When it comes to pets, it is a matter of ownership rather than custody. However, there is a growing tendency among judges to decide on the “ownership” of a companion animal based on the interests of the pet. Pets are now being looked at as an equivalent to a child. California now has the California Family Code Section 6320 which protects domestic animals if there is a reason to believe one of the parties may cause harm to the pet. This proves that pets are getting more recognition for their rights. In 2007, California even passed litigation to protect animals in domestic violence situations. If there is domestic abuse, the litigation will allow pets to be included in domestic violence restraining orders and also require law enforcements to remove animals for domestic violence situations.
When it comes to “custody” of the pet, you best option is to write a pre-nup that clearly describes whom keeps ownership of the pet, shared costs for big ticket items such as vet, boarding, and how-to-end-a-life decisions. Having these agreements laid out on paper will help ease the stress later down the line. Family court judges in California will sign off on most divorce settlements that a couple can agree on, and having the care of the family pets written into the settlement is the best way to avoid future conflict.
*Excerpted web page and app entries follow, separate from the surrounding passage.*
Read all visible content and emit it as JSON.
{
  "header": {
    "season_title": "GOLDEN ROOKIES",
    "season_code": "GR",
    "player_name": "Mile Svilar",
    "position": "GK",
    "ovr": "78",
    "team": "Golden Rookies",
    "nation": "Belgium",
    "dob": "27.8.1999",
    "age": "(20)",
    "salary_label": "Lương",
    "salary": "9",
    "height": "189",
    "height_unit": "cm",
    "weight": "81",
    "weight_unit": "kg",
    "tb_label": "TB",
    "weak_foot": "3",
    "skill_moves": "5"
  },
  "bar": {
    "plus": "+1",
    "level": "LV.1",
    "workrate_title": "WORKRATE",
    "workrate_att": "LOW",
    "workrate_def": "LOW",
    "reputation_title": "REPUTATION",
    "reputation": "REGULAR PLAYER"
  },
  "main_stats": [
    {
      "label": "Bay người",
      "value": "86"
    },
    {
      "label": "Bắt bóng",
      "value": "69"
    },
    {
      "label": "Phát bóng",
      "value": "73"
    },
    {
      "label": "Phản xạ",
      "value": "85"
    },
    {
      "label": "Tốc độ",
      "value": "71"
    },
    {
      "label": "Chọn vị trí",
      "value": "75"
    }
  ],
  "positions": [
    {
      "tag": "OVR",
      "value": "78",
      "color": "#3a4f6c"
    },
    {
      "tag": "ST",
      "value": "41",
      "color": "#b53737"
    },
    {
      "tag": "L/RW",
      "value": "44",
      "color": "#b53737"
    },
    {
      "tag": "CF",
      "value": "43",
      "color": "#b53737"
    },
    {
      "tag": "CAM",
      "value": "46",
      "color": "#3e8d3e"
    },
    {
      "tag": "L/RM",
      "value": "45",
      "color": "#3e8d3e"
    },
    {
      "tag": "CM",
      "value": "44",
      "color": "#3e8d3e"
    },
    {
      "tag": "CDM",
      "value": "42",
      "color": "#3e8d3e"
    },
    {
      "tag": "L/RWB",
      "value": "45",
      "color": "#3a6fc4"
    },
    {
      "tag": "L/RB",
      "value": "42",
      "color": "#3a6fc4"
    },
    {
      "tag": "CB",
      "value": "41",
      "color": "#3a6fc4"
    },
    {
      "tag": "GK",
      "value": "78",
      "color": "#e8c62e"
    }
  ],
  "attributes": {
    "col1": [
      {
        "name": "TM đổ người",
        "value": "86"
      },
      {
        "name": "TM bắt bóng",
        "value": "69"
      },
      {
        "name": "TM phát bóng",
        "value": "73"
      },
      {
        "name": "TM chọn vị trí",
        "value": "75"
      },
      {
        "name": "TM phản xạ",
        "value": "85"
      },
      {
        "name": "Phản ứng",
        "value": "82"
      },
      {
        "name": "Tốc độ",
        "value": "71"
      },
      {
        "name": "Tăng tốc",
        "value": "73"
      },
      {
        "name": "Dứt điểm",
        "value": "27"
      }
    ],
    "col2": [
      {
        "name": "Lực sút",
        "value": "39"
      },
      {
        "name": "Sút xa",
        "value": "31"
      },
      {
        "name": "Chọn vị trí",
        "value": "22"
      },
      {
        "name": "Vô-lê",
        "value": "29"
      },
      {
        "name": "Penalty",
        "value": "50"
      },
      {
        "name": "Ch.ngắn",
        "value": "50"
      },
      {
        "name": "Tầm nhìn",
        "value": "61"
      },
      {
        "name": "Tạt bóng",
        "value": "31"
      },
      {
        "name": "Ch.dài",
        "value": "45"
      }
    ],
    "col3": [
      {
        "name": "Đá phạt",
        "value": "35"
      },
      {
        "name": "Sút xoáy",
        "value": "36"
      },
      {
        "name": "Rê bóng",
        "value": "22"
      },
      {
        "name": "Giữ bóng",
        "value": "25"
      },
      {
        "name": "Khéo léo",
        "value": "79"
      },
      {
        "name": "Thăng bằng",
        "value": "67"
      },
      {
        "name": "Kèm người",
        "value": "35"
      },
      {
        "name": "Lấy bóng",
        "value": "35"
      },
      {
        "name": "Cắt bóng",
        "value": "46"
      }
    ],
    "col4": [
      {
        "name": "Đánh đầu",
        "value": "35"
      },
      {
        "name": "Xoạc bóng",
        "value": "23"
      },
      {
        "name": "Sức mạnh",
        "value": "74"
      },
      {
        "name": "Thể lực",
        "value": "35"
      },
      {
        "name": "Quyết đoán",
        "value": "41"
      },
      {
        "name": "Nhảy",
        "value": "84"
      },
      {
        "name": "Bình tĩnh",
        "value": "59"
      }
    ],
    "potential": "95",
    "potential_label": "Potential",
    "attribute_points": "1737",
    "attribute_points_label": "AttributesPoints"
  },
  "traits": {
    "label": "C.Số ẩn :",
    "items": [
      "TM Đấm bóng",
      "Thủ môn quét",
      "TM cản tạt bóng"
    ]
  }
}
You should keep in mind that if there are children whom are attached to the pet, you should bring the pet to where the children are. Or if the pet belonged to you before marriage, the pet is essentially in your ownership. Unfortunately, there is not much of a “custody” issue when it comes to companion pets because they are properties. The only way that pet custody could be linked to family law is if the pet plays a significant role in a divorce.